Source: Facing History and Ourselves
Ever since the Nuremberg Trials, individuals around the world have imagined how an international judicial body could be used to prevent genocide, crimes against humanity, and other violations of civil and human rights. In 2002, more than 100 nations made this vision a reality with the establishment of the International Criminal Court in The Hague. To help classrooms explore some of the successes and challenges this new Court has faced, Facing History has partnered with Skylight Pictures, the producers of the film The Reckoning: The Battle for the International Criminal Court, to create three short video modules—each one focusing on an important dilemma raised by the Court related to issues of sovereignty, impunity, and peace. The modules help students confront the complexity of justice and judgment in a global context, and make connections to their own lives by raising questions such as: Are wrongdoers less likely to commit crimes when they think they might be caught and punished? What is justice? Does it look the same in all communities? How can individuals and nations work together to create a safer, more just community?
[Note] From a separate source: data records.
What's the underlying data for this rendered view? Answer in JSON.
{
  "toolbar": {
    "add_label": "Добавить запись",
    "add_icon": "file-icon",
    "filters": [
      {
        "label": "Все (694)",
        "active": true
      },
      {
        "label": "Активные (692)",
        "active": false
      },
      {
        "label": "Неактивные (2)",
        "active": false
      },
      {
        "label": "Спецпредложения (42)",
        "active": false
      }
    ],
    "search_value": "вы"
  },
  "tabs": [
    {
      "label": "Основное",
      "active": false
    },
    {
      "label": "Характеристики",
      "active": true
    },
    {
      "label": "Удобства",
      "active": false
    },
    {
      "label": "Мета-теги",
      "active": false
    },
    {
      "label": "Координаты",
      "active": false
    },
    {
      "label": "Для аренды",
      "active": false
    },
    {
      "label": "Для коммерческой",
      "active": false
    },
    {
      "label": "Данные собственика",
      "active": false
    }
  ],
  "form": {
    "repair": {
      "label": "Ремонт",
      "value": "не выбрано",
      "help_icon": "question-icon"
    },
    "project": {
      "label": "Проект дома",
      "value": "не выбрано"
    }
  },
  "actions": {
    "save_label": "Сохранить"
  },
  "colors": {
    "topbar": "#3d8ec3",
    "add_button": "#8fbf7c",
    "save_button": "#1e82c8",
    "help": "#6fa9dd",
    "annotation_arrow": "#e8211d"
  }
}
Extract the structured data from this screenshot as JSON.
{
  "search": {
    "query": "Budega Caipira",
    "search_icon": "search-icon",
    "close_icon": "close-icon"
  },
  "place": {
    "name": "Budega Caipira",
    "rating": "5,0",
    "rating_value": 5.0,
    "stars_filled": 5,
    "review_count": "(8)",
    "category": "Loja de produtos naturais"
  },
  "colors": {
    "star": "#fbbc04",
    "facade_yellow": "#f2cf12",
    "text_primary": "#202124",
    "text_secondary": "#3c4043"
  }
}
These videos are also available below.
Related resource: Teaching The Reckoning study guide